═════ Information supplied ═════

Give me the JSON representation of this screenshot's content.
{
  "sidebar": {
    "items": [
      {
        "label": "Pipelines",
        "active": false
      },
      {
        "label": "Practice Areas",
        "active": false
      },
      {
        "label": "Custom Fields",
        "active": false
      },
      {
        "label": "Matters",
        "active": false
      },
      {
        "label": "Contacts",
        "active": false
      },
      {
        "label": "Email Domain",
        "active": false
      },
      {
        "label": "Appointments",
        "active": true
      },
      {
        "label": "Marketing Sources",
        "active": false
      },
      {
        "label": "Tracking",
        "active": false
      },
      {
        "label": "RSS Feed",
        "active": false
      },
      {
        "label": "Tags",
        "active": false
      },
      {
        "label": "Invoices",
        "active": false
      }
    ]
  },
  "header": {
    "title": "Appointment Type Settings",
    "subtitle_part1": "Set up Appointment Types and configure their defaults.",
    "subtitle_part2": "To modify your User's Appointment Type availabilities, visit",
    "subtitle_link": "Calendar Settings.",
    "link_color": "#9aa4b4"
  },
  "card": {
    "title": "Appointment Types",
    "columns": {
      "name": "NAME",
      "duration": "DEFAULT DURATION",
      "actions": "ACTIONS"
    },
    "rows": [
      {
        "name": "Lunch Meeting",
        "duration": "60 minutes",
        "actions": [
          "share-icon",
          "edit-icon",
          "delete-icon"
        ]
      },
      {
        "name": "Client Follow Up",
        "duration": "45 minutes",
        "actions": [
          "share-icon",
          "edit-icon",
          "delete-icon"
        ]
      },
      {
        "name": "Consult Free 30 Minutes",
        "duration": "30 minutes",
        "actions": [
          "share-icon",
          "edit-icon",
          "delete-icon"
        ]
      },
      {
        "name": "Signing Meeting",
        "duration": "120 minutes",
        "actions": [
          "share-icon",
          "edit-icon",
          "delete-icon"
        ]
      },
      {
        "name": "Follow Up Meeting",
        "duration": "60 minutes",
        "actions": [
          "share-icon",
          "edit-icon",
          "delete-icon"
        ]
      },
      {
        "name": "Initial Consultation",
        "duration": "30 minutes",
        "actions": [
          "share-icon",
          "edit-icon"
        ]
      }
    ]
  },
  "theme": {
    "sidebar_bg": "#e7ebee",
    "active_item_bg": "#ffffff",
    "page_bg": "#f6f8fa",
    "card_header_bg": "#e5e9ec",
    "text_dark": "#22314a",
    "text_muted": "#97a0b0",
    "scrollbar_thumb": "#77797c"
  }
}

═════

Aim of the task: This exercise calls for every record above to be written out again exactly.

Exercise result:
Give me the JSON representation of this screenshot's content.
{
  "sidebar": {
    "items": [
      {
        "label": "Pipelines",
        "active": false
      },
      {
        "label": "Practice Areas",
        "active": false
      },
      {
        "label": "Custom Fields",
        "active": false
      },
      {
        "label": "Matters",
        "active": false
      },
      {
        "label": "Contacts",
        "active": false
      },
      {
        "label": "Email Domain",
        "active": false
      },
      {
        "label": "Appointments",
        "active": true
      },
      {
        "label": "Marketing Sources",
        "active": false
      },
      {
        "label": "Tracking",
        "active": false
      },
      {
        "label": "RSS Feed",
        "active": false
      },
      {
        "label": "Tags",
        "active": false
      },
      {
        "label": "Invoices",
        "active": false
      }
    ]
  },
  "header": {
    "title": "Appointment Type Settings",
    "subtitle_part1": "Set up Appointment Types and configure their defaults.",
    "subtitle_part2": "To modify your User's Appointment Type availabilities, visit",
    "subtitle_link": "Calendar Settings.",
    "link_color": "#9aa4b4"
  },
  "card": {
    "title": "Appointment Types",
    "columns": {
      "name": "NAME",
      "duration": "DEFAULT DURATION",
      "actions": "ACTIONS"
    },
    "rows": [
      {
        "name": "Lunch Meeting",
        "duration": "60 minutes",
        "actions": [
          "share-icon",
          "edit-icon",
          "delete-icon"
        ]
      },
      {
        "name": "Client Follow Up",
        "duration": "45 minutes",
        "actions": [
          "share-icon",
          "edit-icon",
          "delete-icon"
        ]
      },
      {
        "name": "Consult Free 30 Minutes",
        "duration": "30 minutes",
        "actions": [
          "share-icon",
          "edit-icon",
          "delete-icon"
        ]
      },
      {
        "name": "Signing Meeting",
        "duration": "120 minutes",
        "actions": [
          "share-icon",
          "edit-icon",
          "delete-icon"
        ]
      },
      {
        "name": "Follow Up Meeting",
        "duration": "60 minutes",
        "actions": [
          "share-icon",
          "edit-icon",
          "delete-icon"
        ]
      },
      {
        "name": "Initial Consultation",
        "duration": "30 minutes",
        "actions": [
          "share-icon",
          "edit-icon"
        ]
      }
    ]
  },
  "theme": {
    "sidebar_bg": "#e7ebee",
    "active_item_bg": "#ffffff",
    "page_bg": "#f6f8fa",
    "card_header_bg": "#e5e9ec",
    "text_dark": "#22314a",
    "text_muted": "#97a0b0",
    "scrollbar_thumb": "#77797c"
  }
}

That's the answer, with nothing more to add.